■ **Aim of the exercise**
Reproduce the records below exactly, but leave their pictures out of the copy.

+ + + + +

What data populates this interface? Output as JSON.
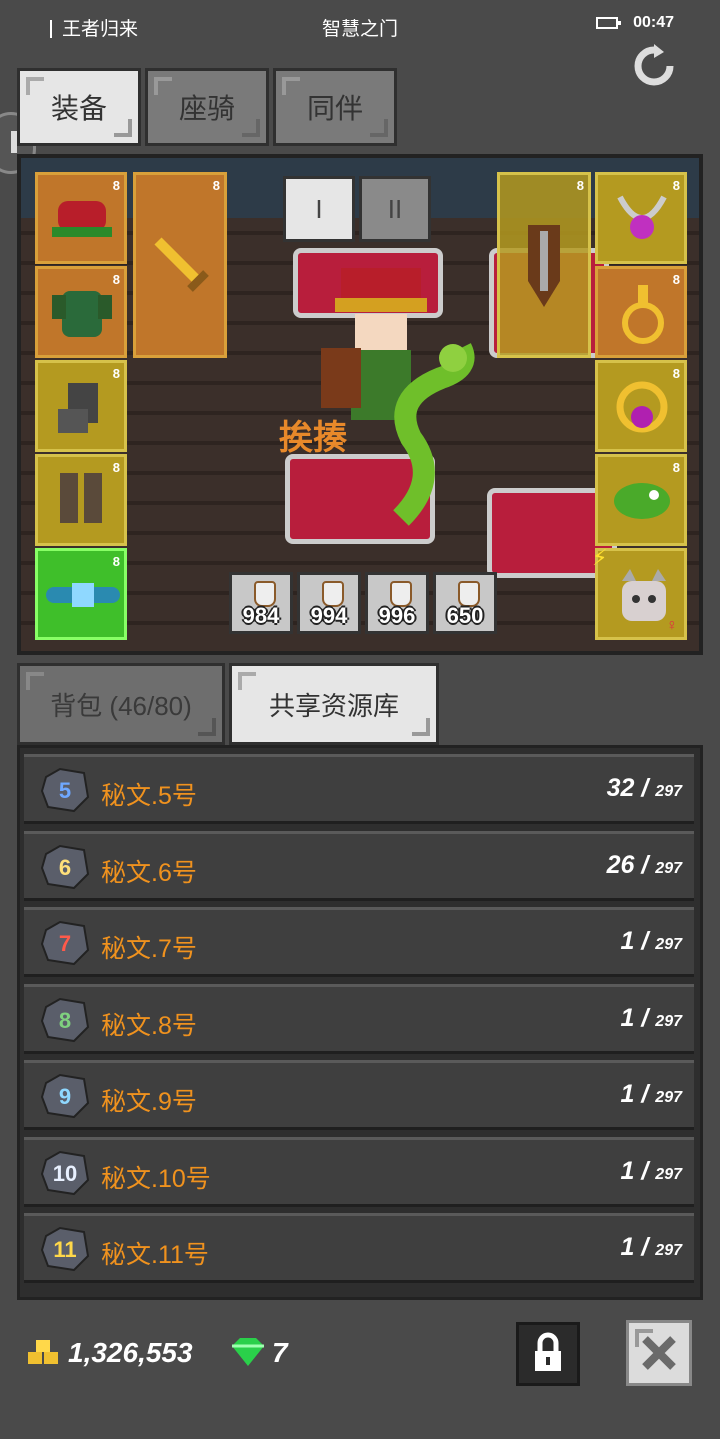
{
  "status": {
    "left_title": "王者归来",
    "center_title": "智慧之门",
    "time": "00:47"
  },
  "tabs": [
    {
      "label": "装备",
      "active": true
    },
    {
      "label": "座骑",
      "active": false
    },
    {
      "label": "同伴",
      "active": false
    }
  ],
  "scene": {
    "pager": [
      "I",
      "II"
    ],
    "float_text": "挨揍",
    "potions": [
      "984",
      "994",
      "996",
      "650"
    ],
    "lock_mark": "8"
  },
  "sub_tabs": [
    {
      "label": "背包 (46/80)",
      "active": false
    },
    {
      "label": "共享资源库",
      "active": true
    }
  ],
  "resources": [
    {
      "rune": "5",
      "name": "秘文.5号",
      "count": "32",
      "max": "297",
      "rune_color": "#6fa8ff"
    },
    {
      "rune": "6",
      "name": "秘文.6号",
      "count": "26",
      "max": "297",
      "rune_color": "#ffe07a"
    },
    {
      "rune": "7",
      "name": "秘文.7号",
      "count": "1",
      "max": "297",
      "rune_color": "#ff5a4a"
    },
    {
      "rune": "8",
      "name": "秘文.8号",
      "count": "1",
      "max": "297",
      "rune_color": "#7fd07f"
    },
    {
      "rune": "9",
      "name": "秘文.9号",
      "count": "1",
      "max": "297",
      "rune_color": "#8fd8ff"
    },
    {
      "rune": "10",
      "name": "秘文.10号",
      "count": "1",
      "max": "297",
      "rune_color": "#e8f0ff"
    },
    {
      "rune": "11",
      "name": "秘文.11号",
      "count": "1",
      "max": "297",
      "rune_color": "#ffd84a"
    }
  ],
  "footer": {
    "gold": "1,326,553",
    "gems": "7"
  },
  "colors": {
    "accent_orange": "#f0921e",
    "slot_orange": "#c0762a",
    "slot_yellow": "#b49a20",
    "slot_green": "#3fbf2a"
  }
}
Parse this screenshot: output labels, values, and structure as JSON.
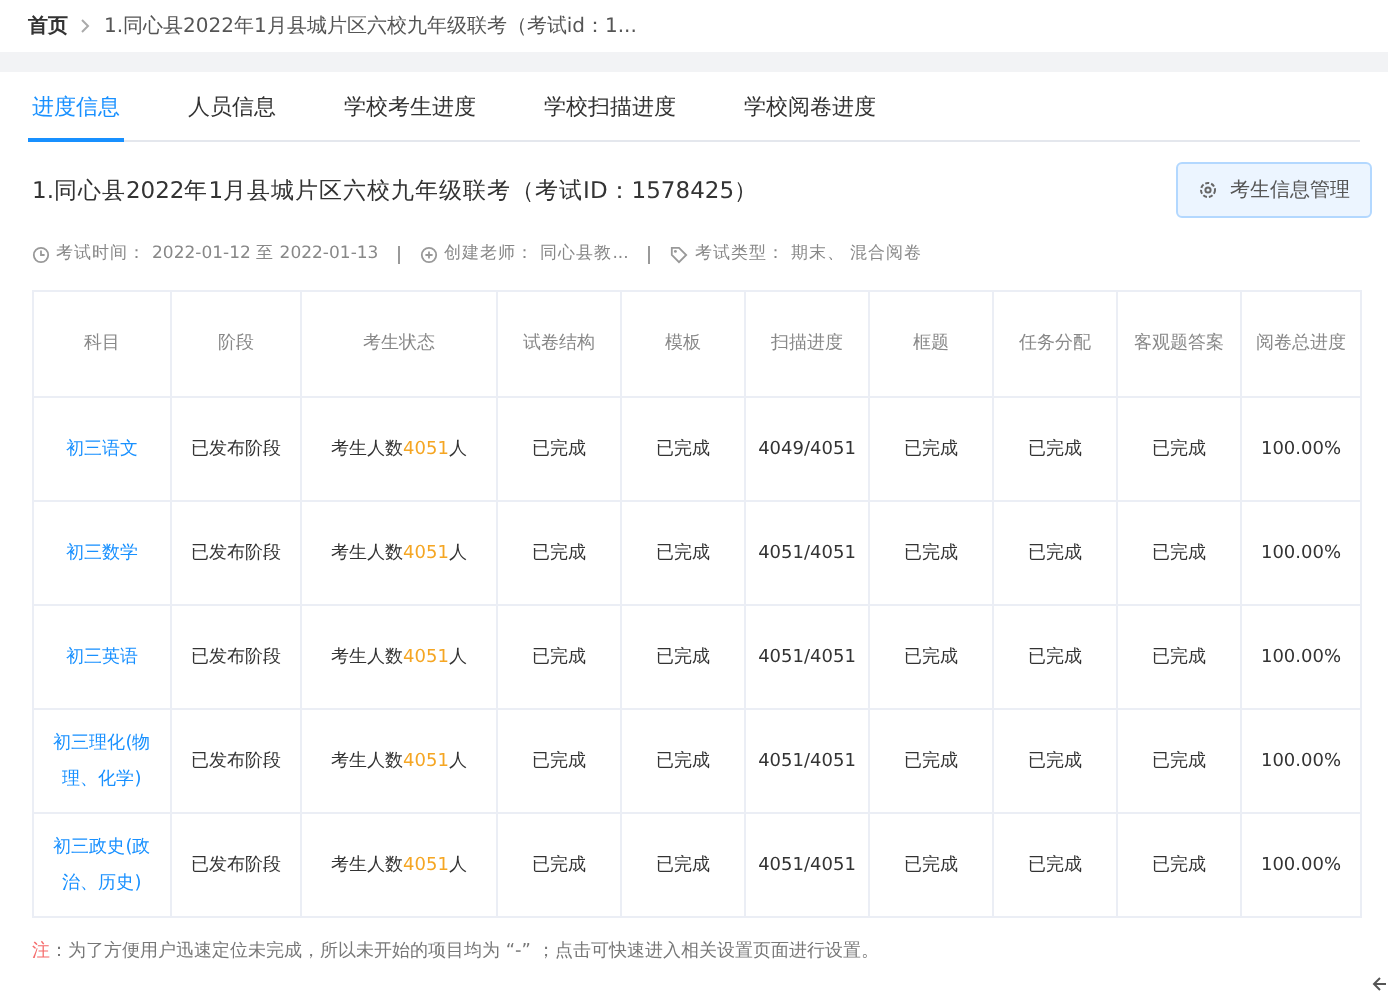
{
  "breadcrumb": {
    "home": "首页",
    "current": "1.同心县2022年1月县城片区六校九年级联考（考试id：1..."
  },
  "tabs": [
    {
      "label": "进度信息",
      "selected": true
    },
    {
      "label": "人员信息",
      "selected": false
    },
    {
      "label": "学校考生进度",
      "selected": false
    },
    {
      "label": "学校扫描进度",
      "selected": false
    },
    {
      "label": "学校阅卷进度",
      "selected": false
    }
  ],
  "exam": {
    "title": "1.同心县2022年1月县城片区六校九年级联考（考试ID：1578425）",
    "manage_button": "考生信息管理",
    "meta": [
      {
        "kind": "time",
        "label": "考试时间：",
        "value": "2022-01-12  至  2022-01-13"
      },
      {
        "kind": "creator",
        "label": "创建老师：",
        "value": "同心县教..."
      },
      {
        "kind": "type",
        "label": "考试类型：",
        "value": "期末、 混合阅卷"
      }
    ]
  },
  "table": {
    "columns": [
      "科目",
      "阶段",
      "考生状态",
      "试卷结构",
      "模板",
      "扫描进度",
      "框题",
      "任务分配",
      "客观题答案",
      "阅卷总进度"
    ],
    "rows": [
      {
        "subject": "初三语文",
        "stage": "已发布阶段",
        "status_prefix": "考生人数",
        "status_count": "4051",
        "status_suffix": "人",
        "structure": "已完成",
        "template": "已完成",
        "scan": "4049/4051",
        "frame": "已完成",
        "tasks": "已完成",
        "answers": "已完成",
        "progress": "100.00%"
      },
      {
        "subject": "初三数学",
        "stage": "已发布阶段",
        "status_prefix": "考生人数",
        "status_count": "4051",
        "status_suffix": "人",
        "structure": "已完成",
        "template": "已完成",
        "scan": "4051/4051",
        "frame": "已完成",
        "tasks": "已完成",
        "answers": "已完成",
        "progress": "100.00%"
      },
      {
        "subject": "初三英语",
        "stage": "已发布阶段",
        "status_prefix": "考生人数",
        "status_count": "4051",
        "status_suffix": "人",
        "structure": "已完成",
        "template": "已完成",
        "scan": "4051/4051",
        "frame": "已完成",
        "tasks": "已完成",
        "answers": "已完成",
        "progress": "100.00%"
      },
      {
        "subject": "初三理化(物理、化学)",
        "stage": "已发布阶段",
        "status_prefix": "考生人数",
        "status_count": "4051",
        "status_suffix": "人",
        "structure": "已完成",
        "template": "已完成",
        "scan": "4051/4051",
        "frame": "已完成",
        "tasks": "已完成",
        "answers": "已完成",
        "progress": "100.00%"
      },
      {
        "subject": "初三政史(政治、历史)",
        "stage": "已发布阶段",
        "status_prefix": "考生人数",
        "status_count": "4051",
        "status_suffix": "人",
        "structure": "已完成",
        "template": "已完成",
        "scan": "4051/4051",
        "frame": "已完成",
        "tasks": "已完成",
        "answers": "已完成",
        "progress": "100.00%"
      }
    ]
  },
  "note": {
    "label": "注",
    "text": "：为了方便用户迅速定位未完成，所以未开始的项目均为 “-” ；点击可快速进入相关设置页面进行设置。"
  }
}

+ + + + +

■ **Answer below**
What data populates this interface? Output as JSON.
{
  "status": {
    "left_title": "王者归来",
    "center_title": "智慧之门",
    "time": "00:47"
  },
  "tabs": [
    {
      "label": "装备",
      "active": true
    },
    {
      "label": "座骑",
      "active": false
    },
    {
      "label": "同伴",
      "active": false
    }
  ],
  "scene": {
    "pager": [
      "I",
      "II"
    ],
    "float_text": "挨揍",
    "potions": [
      "984",
      "994",
      "996",
      "650"
    ],
    "lock_mark": "8"
  },
  "sub_tabs": [
    {
      "label": "背包 (46/80)",
      "active": false
    },
    {
      "label": "共享资源库",
      "active": true
    }
  ],
  "resources": [
    {
      "rune": "5",
      "name": "秘文.5号",
      "count": "32",
      "max": "297",
      "rune_color": "#6fa8ff"
    },
    {
      "rune": "6",
      "name": "秘文.6号",
      "count": "26",
      "max": "297",
      "rune_color": "#ffe07a"
    },
    {
      "rune": "7",
      "name": "秘文.7号",
      "count": "1",
      "max": "297",
      "rune_color": "#ff5a4a"
    },
    {
      "rune": "8",
      "name": "秘文.8号",
      "count": "1",
      "max": "297",
      "rune_color": "#7fd07f"
    },
    {
      "rune": "9",
      "name": "秘文.9号",
      "count": "1",
      "max": "297",
      "rune_color": "#8fd8ff"
    },
    {
      "rune": "10",
      "name": "秘文.10号",
      "count": "1",
      "max": "297",
      "rune_color": "#e8f0ff"
    },
    {
      "rune": "11",
      "name": "秘文.11号",
      "count": "1",
      "max": "297",
      "rune_color": "#ffd84a"
    }
  ],
  "footer": {
    "gold": "1,326,553",
    "gems": "7"
  },
  "colors": {
    "accent_orange": "#f0921e",
    "slot_orange": "#c0762a",
    "slot_yellow": "#b49a20",
    "slot_green": "#3fbf2a"
  }
}
Parse this screenshot: output labels, values, and structure as JSON.
{
  "breadcrumb": {
    "home": "首页",
    "current": "1.同心县2022年1月县城片区六校九年级联考（考试id：1..."
  },
  "tabs": [
    {
      "label": "进度信息",
      "selected": true
    },
    {
      "label": "人员信息",
      "selected": false
    },
    {
      "label": "学校考生进度",
      "selected": false
    },
    {
      "label": "学校扫描进度",
      "selected": false
    },
    {
      "label": "学校阅卷进度",
      "selected": false
    }
  ],
  "exam": {
    "title": "1.同心县2022年1月县城片区六校九年级联考（考试ID：1578425）",
    "manage_button": "考生信息管理",
    "meta": [
      {
        "kind": "time",
        "label": "考试时间：",
        "value": "2022-01-12  至  2022-01-13"
      },
      {
        "kind": "creator",
        "label": "创建老师：",
        "value": "同心县教..."
      },
      {
        "kind": "type",
        "label": "考试类型：",
        "value": "期末、 混合阅卷"
      }
    ]
  },
  "table": {
    "columns": [
      "科目",
      "阶段",
      "考生状态",
      "试卷结构",
      "模板",
      "扫描进度",
      "框题",
      "任务分配",
      "客观题答案",
      "阅卷总进度"
    ],
    "rows": [
      {
        "subject": "初三语文",
        "stage": "已发布阶段",
        "status_prefix": "考生人数",
        "status_count": "4051",
        "status_suffix": "人",
        "structure": "已完成",
        "template": "已完成",
        "scan": "4049/4051",
        "frame": "已完成",
        "tasks": "已完成",
        "answers": "已完成",
        "progress": "100.00%"
      },
      {
        "subject": "初三数学",
        "stage": "已发布阶段",
        "status_prefix": "考生人数",
        "status_count": "4051",
        "status_suffix": "人",
        "structure": "已完成",
        "template": "已完成",
        "scan": "4051/4051",
        "frame": "已完成",
        "tasks": "已完成",
        "answers": "已完成",
        "progress": "100.00%"
      },
      {
        "subject": "初三英语",
        "stage": "已发布阶段",
        "status_prefix": "考生人数",
        "status_count": "4051",
        "status_suffix": "人",
        "structure": "已完成",
        "template": "已完成",
        "scan": "4051/4051",
        "frame": "已完成",
        "tasks": "已完成",
        "answers": "已完成",
        "progress": "100.00%"
      },
      {
        "subject": "初三理化(物理、化学)",
        "stage": "已发布阶段",
        "status_prefix": "考生人数",
        "status_count": "4051",
        "status_suffix": "人",
        "structure": "已完成",
        "template": "已完成",
        "scan": "4051/4051",
        "frame": "已完成",
        "tasks": "已完成",
        "answers": "已完成",
        "progress": "100.00%"
      },
      {
        "subject": "初三政史(政治、历史)",
        "stage": "已发布阶段",
        "status_prefix": "考生人数",
        "status_count": "4051",
        "status_suffix": "人",
        "structure": "已完成",
        "template": "已完成",
        "scan": "4051/4051",
        "frame": "已完成",
        "tasks": "已完成",
        "answers": "已完成",
        "progress": "100.00%"
      }
    ]
  },
  "note": {
    "label": "注",
    "text": "：为了方便用户迅速定位未完成，所以未开始的项目均为 “-” ；点击可快速进入相关设置页面进行设置。"
  }
}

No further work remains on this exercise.